This chapter includes a great deal of interesting information on the membership and dynamics of social guilds in 14-16th century England, but that pretty much sums up the material of relevance to the lives and possibilities of never-married women.
Medieval English practice allowed for a fair amount of variability in how a specific person was named in a legal document. Surnames were not fixed and the popularity of certain given names, occupations, and descriptive nicknames meant that the clear distinction of individuals could be difficult. The Statute of Additions instituted in 1413 attempted to address the problem of clear and distinct identification by suggesting specific types of additional personal designations for use. [Note: I have a separate fascination for historic naming practices and the factors that affected how people were identified and distinguished. I confess I’d never heard of the Statute of Additions before and now I want to look into it further. One serious philosophical issue in discussing naming practices is determining the rather hazy dividing line between “names” and “descriptions of identity”.] Among the “additions” suggested for distinguishing women was “singlewoman”. Although it was suggested for any unmarried woman, in actual use, widows were more often identified by that more specific status, and therefore “singlewoman” was, in practice, a label for the never-married.

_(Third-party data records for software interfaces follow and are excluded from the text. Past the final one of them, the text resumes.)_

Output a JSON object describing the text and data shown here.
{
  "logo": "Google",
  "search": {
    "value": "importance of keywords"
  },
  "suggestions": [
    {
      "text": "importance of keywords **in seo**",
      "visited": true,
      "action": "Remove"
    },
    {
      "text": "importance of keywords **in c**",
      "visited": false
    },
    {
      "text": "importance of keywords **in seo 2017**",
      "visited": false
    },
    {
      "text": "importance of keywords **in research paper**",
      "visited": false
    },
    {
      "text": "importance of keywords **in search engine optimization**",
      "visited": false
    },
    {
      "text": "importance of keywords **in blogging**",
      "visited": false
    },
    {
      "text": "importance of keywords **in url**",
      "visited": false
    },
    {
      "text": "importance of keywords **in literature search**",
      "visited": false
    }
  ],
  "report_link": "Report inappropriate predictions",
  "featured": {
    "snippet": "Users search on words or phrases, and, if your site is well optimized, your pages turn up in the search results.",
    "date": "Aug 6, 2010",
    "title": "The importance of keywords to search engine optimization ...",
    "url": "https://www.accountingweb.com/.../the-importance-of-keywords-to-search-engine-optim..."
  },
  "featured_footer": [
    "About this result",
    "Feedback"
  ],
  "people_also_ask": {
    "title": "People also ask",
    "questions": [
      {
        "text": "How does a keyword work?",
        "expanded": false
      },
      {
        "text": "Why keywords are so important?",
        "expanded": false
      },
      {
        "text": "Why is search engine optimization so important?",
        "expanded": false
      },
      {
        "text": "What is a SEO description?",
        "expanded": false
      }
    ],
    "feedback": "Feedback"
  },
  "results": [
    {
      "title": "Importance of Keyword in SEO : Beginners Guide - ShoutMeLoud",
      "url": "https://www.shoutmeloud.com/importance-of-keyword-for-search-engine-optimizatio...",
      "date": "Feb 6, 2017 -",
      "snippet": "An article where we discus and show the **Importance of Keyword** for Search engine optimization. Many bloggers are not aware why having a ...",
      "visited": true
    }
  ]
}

In fact, the appearance and increasing frequency of use of the term “singlewoman” in English documents of all types corresponds closely to the Statute of Additions, and a causal relationship can be supported by looking at other terms recommended by the Statute, such as the use of “gentleman” and the regular addition of the place of residence to names.
Among the discussions of suitable additions, “singlewoman” and “widow” are both approved for distinguishing women, whereas “maid” or “virgin” do not appear in the guidelines and “servant” is dismissed as too vague and not sufficiently attentive to social status. This correlation does not mean that the use of “singlewoman” was entirely driven by legal use. The earliest known attestations are all from non-legal contexts. The increasing appearance in documents is due to the adoption of the everyday descriptive term as a legal “term of art”. But even in legal contexts, the use of singlewoman was not simply for its distinguishing value, but tended to be used when the status of being single and never-married was relevant, as when discussing an inheritance that would be designated for a woman’s dowry, or when a resident of York was granted the “freedom of the city” (i.e., given independent legal rights within the city) which would not have been relevant if she had been married.
The text of the chapter provides an extensive array of examples of contexts in which women are identified as singlewomen in 14-16th c. legal and civic records. (There is a bit of a side discussion noting that when “spinster” is used to identify women in 16th century records, it is clearly a literal occupational term--which can be held by married women--and not the designation of a never-married woman that later evolved.)